What is Supplier Development?
The Term Supplier Development has been used since many decades, however, the scope of the definition was not presented. During my research in Lancaster University Management School, myself and my supervisor believe that there is appetite for update definition, which is presented in this blog post.
According to Krause et al. (2007) the term was first used by Leenders (1966) to describe efforts by manufacturers to increase the number of viable suppliers and improve their performance, but no formal definition was presented which covers both the manufacturers and the service providers. One of the first formal definitions of SD was presented by Watts and Hahn (1993, p. 12) as:

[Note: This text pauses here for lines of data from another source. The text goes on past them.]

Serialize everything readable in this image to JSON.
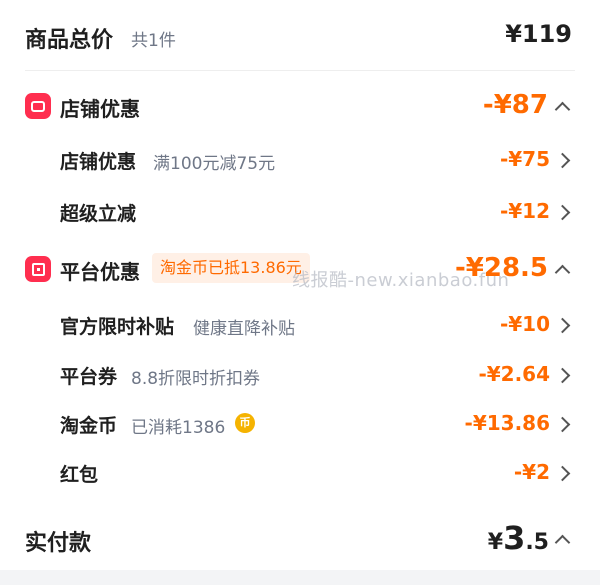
{
  "summary": {
    "title": "商品总价",
    "count": "共1件",
    "price": "¥119"
  },
  "store_discount": {
    "title": "店铺优惠",
    "amount": "-¥87",
    "icon": "store-icon",
    "items": [
      {
        "label": "店铺优惠",
        "note": "满100元减75元",
        "amount": "-¥75"
      },
      {
        "label": "超级立减",
        "note": "",
        "amount": "-¥12"
      }
    ]
  },
  "platform_discount": {
    "title": "平台优惠",
    "tag": "淘金币已抵13.86元",
    "amount": "-¥28.5",
    "icon": "platform-icon",
    "items": [
      {
        "label": "官方限时补贴",
        "note": "健康直降补贴",
        "amount": "-¥10"
      },
      {
        "label": "平台券",
        "note": "8.8折限时折扣券",
        "amount": "-¥2.64"
      },
      {
        "label": "淘金币",
        "note": "已消耗1386",
        "coin_glyph": "币",
        "amount": "-¥13.86"
      },
      {
        "label": "红包",
        "note": "",
        "amount": "-¥2"
      }
    ]
  },
  "watermark": "线报酷-new.xianbao.fun",
  "total": {
    "label": "实付款",
    "currency": "¥",
    "int": "3",
    "dec": ".5"
  },
  "colors": {
    "accent": "#ff6a00",
    "badge": "#ff2e4f",
    "text": "#1f1f1f",
    "muted": "#6f7787"
  }
}
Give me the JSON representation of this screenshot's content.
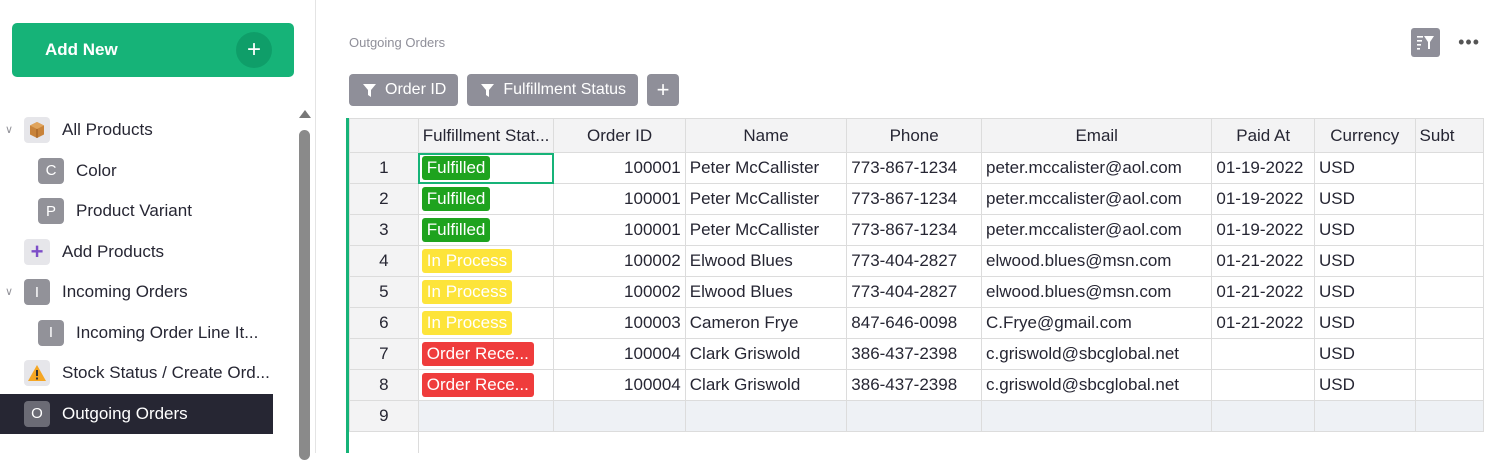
{
  "sidebar": {
    "add_new_label": "Add New",
    "items": [
      {
        "label": "All Products",
        "icon": "box-icon",
        "level": 0,
        "chevron": "expanded"
      },
      {
        "label": "Color",
        "icon_letter": "C",
        "level": 1
      },
      {
        "label": "Product Variant",
        "icon_letter": "P",
        "level": 1
      },
      {
        "label": "Add Products",
        "icon": "add-products-icon",
        "level": 0
      },
      {
        "label": "Incoming Orders",
        "icon_letter": "I",
        "level": 0,
        "chevron": "expanded"
      },
      {
        "label": "Incoming Order Line It...",
        "icon_letter": "I",
        "level": 1
      },
      {
        "label": "Stock Status / Create Ord...",
        "icon": "warning-icon",
        "level": 0
      },
      {
        "label": "Outgoing Orders",
        "icon_letter": "O",
        "level": 0,
        "active": true
      }
    ]
  },
  "page": {
    "title": "Outgoing Orders",
    "filters": [
      "Order ID",
      "Fulfillment Status"
    ]
  },
  "grid": {
    "columns": [
      "Fulfillment Stat...",
      "Order ID",
      "Name",
      "Phone",
      "Email",
      "Paid At",
      "Currency",
      "Subt"
    ],
    "rows": [
      {
        "n": "1",
        "status": "Fulfilled",
        "status_kind": "fulfilled",
        "order_id": "100001",
        "name": "Peter McCallister",
        "phone": "773-867-1234",
        "email": "peter.mccalister@aol.com",
        "paid_at": "01-19-2022",
        "currency": "USD"
      },
      {
        "n": "2",
        "status": "Fulfilled",
        "status_kind": "fulfilled",
        "order_id": "100001",
        "name": "Peter McCallister",
        "phone": "773-867-1234",
        "email": "peter.mccalister@aol.com",
        "paid_at": "01-19-2022",
        "currency": "USD"
      },
      {
        "n": "3",
        "status": "Fulfilled",
        "status_kind": "fulfilled",
        "order_id": "100001",
        "name": "Peter McCallister",
        "phone": "773-867-1234",
        "email": "peter.mccalister@aol.com",
        "paid_at": "01-19-2022",
        "currency": "USD"
      },
      {
        "n": "4",
        "status": "In Process",
        "status_kind": "process",
        "order_id": "100002",
        "name": "Elwood Blues",
        "phone": "773-404-2827",
        "email": "elwood.blues@msn.com",
        "paid_at": "01-21-2022",
        "currency": "USD"
      },
      {
        "n": "5",
        "status": "In Process",
        "status_kind": "process",
        "order_id": "100002",
        "name": "Elwood Blues",
        "phone": "773-404-2827",
        "email": "elwood.blues@msn.com",
        "paid_at": "01-21-2022",
        "currency": "USD"
      },
      {
        "n": "6",
        "status": "In Process",
        "status_kind": "process",
        "order_id": "100003",
        "name": "Cameron Frye",
        "phone": "847-646-0098",
        "email": "C.Frye@gmail.com",
        "paid_at": "01-21-2022",
        "currency": "USD"
      },
      {
        "n": "7",
        "status": "Order Rece...",
        "status_kind": "received",
        "order_id": "100004",
        "name": "Clark Griswold",
        "phone": "386-437-2398",
        "email": "c.griswold@sbcglobal.net",
        "paid_at": "",
        "currency": "USD"
      },
      {
        "n": "8",
        "status": "Order Rece...",
        "status_kind": "received",
        "order_id": "100004",
        "name": "Clark Griswold",
        "phone": "386-437-2398",
        "email": "c.griswold@sbcglobal.net",
        "paid_at": "",
        "currency": "USD"
      }
    ],
    "add_row_number": "9"
  },
  "colors": {
    "accent_green": "#16b378",
    "fulfilled": "#1ea31e",
    "in_process": "#fde43a",
    "order_received": "#ef3c3c",
    "active_nav": "#262633"
  }
}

“A long-term cooperative effort between a buying firm and its suppliers to upgrade the suppliers’ technical, quality, delivery, and cost capabilities and to foster ongoing improvement”.

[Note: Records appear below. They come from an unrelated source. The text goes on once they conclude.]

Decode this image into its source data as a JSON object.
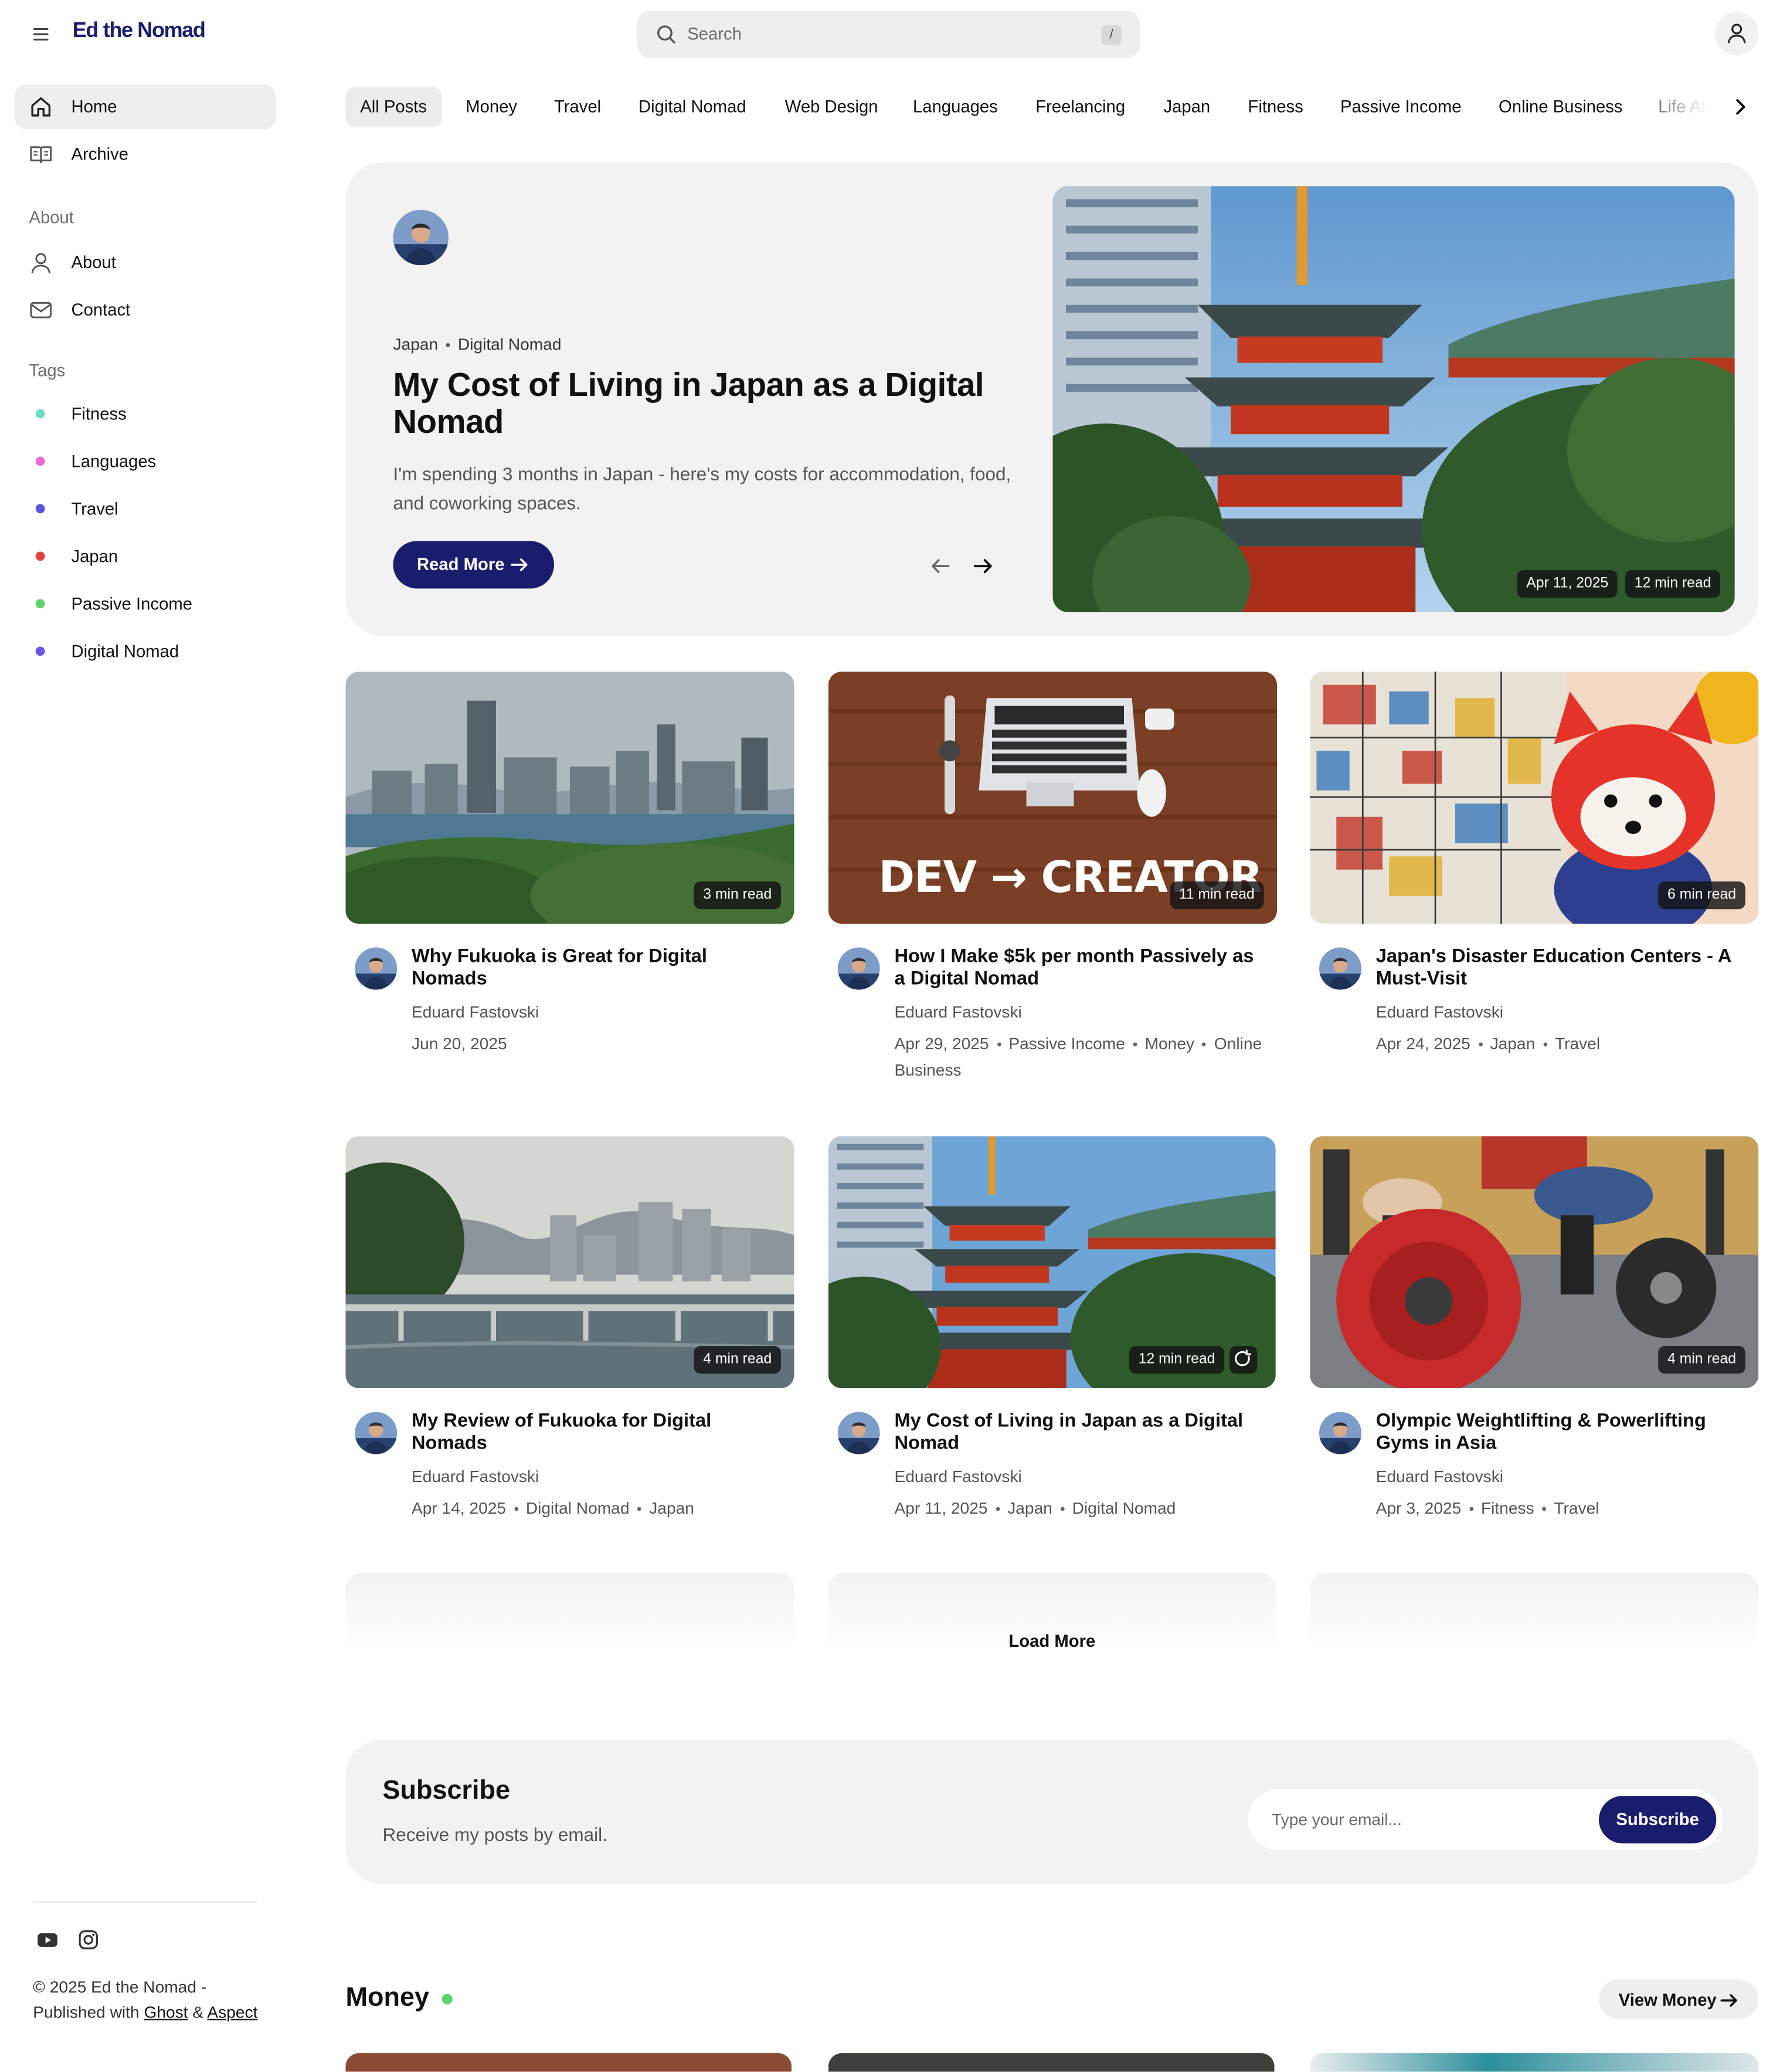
{
  "header": {
    "logo": "Ed the Nomad",
    "search_placeholder": "Search",
    "search_shortcut": "/"
  },
  "sidebar": {
    "nav": [
      {
        "label": "Home",
        "icon": "home-icon",
        "active": true
      },
      {
        "label": "Archive",
        "icon": "book-icon",
        "active": false
      }
    ],
    "about_heading": "About",
    "about_items": [
      {
        "label": "About",
        "icon": "user-icon"
      },
      {
        "label": "Contact",
        "icon": "mail-icon"
      }
    ],
    "tags_heading": "Tags",
    "tags": [
      {
        "label": "Fitness",
        "color": "#6fdcc8"
      },
      {
        "label": "Languages",
        "color": "#ef6ad6"
      },
      {
        "label": "Travel",
        "color": "#5a4fe0"
      },
      {
        "label": "Japan",
        "color": "#e3423c"
      },
      {
        "label": "Passive Income",
        "color": "#5dd36b"
      },
      {
        "label": "Digital Nomad",
        "color": "#6a55e8"
      }
    ],
    "socials": [
      "youtube-icon",
      "instagram-icon"
    ],
    "footer": {
      "copyright_prefix": "© 2025 Ed the Nomad - Published with",
      "ghost": "Ghost",
      "amp": "&",
      "aspect": "Aspect"
    }
  },
  "tag_chips": [
    "All Posts",
    "Money",
    "Travel",
    "Digital Nomad",
    "Web Design",
    "Languages",
    "Freelancing",
    "Japan",
    "Fitness",
    "Passive Income",
    "Online Business",
    "Life Abroad"
  ],
  "hero": {
    "tags": [
      "Japan",
      "Digital Nomad"
    ],
    "title": "My Cost of Living in Japan as a Digital Nomad",
    "excerpt": "I'm spending 3 months in Japan - here's my costs for accommodation, food, and coworking spaces.",
    "button": "Read More",
    "date": "Apr 11, 2025",
    "read_time": "12 min read"
  },
  "posts": [
    {
      "title": "Why Fukuoka is Great for Digital Nomads",
      "author": "Eduard Fastovski",
      "date": "Jun 20, 2025",
      "tags": [],
      "read_time": "3 min read"
    },
    {
      "title": "How I Make $5k per month Passively as a Digital Nomad",
      "author": "Eduard Fastovski",
      "date": "Apr 29, 2025",
      "tags": [
        "Passive Income",
        "Money",
        "Online Business"
      ],
      "read_time": "11 min read",
      "image_text": "DEV → CREATOR"
    },
    {
      "title": "Japan's Disaster Education Centers - A Must-Visit",
      "author": "Eduard Fastovski",
      "date": "Apr 24, 2025",
      "tags": [
        "Japan",
        "Travel"
      ],
      "read_time": "6 min read"
    },
    {
      "title": "My Review of Fukuoka for Digital Nomads",
      "author": "Eduard Fastovski",
      "date": "Apr 14, 2025",
      "tags": [
        "Digital Nomad",
        "Japan"
      ],
      "read_time": "4 min read"
    },
    {
      "title": "My Cost of Living in Japan as a Digital Nomad",
      "author": "Eduard Fastovski",
      "date": "Apr 11, 2025",
      "tags": [
        "Japan",
        "Digital Nomad"
      ],
      "read_time": "12 min read"
    },
    {
      "title": "Olympic Weightlifting & Powerlifting Gyms in Asia",
      "author": "Eduard Fastovski",
      "date": "Apr 3, 2025",
      "tags": [
        "Fitness",
        "Travel"
      ],
      "read_time": "4 min read"
    }
  ],
  "load_more": "Load More",
  "subscribe": {
    "title": "Subscribe",
    "text": "Receive my posts by email.",
    "placeholder": "Type your email...",
    "button": "Subscribe"
  },
  "money_section": {
    "title": "Money",
    "dot_color": "#5dd36b",
    "button": "View Money"
  },
  "colors": {
    "brand": "#1a1d6e",
    "panel": "#f2f2f2"
  }
}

It is important to note that the above definition does not take into account short-term efforts to improve cost, quality or delivery issues with supplier(s) to meet customer expectations. However, a frequently cited definition in the literature review is presented by Krause and Ellram (1997b, p. 12) as:
“any effort of a buying firm with its supplier(s) to increase the performance and/or capabilities of the supplier and meet the buying firm’s short – and/or long-term supply needs”.
In this definition the phrase “the buying firm’s short – and/or long-term supply needs” refers to those needs that are dictated by the firm’s operational and competitive strategies. This definition does not restrict the scope of the varied activities that may be part of a Supplier Development programme; however, it is intended to exclude developing a new source of supply. Krause and Ellram (1997b) also suggest that SD can be a one-to-one effort or with two or more suppliers, or it can be a more global effort that could be rolled out to a large supplier base globally.
Latest Technical Definition of Supplier Development?
Whilst the definition by Krause and Ellram (1997b) mention short-term efforts to increase supplier performance, it does not include the aspect of continuous improvement. Therefore, it is argued that an updated definition of Supplier Development is needed, as proposed here by myself:
“Any effort of a buying firm working with its supplier(s) to increase the performance and/or capabilities of the supplier and meet the buying firm’s short- and/or long-term supply needs. Moreover, Supplier Development promotes ongoing improvements that are intended to benefit both buyer and supplier(s)”.
In the above definition, the term “supplier” includes subcontractors. Nevertheless, it is useful to distinguish between the two. While the former is a provider of products or services available in the market to an extensive clientele in large quantities, the latter is a provider of tailored products or services to one customer, in varying quantities that are not normally available in the market. In this thesis, the term “supplier” will be used in its broadest sense to include “subcontractors” as defined above.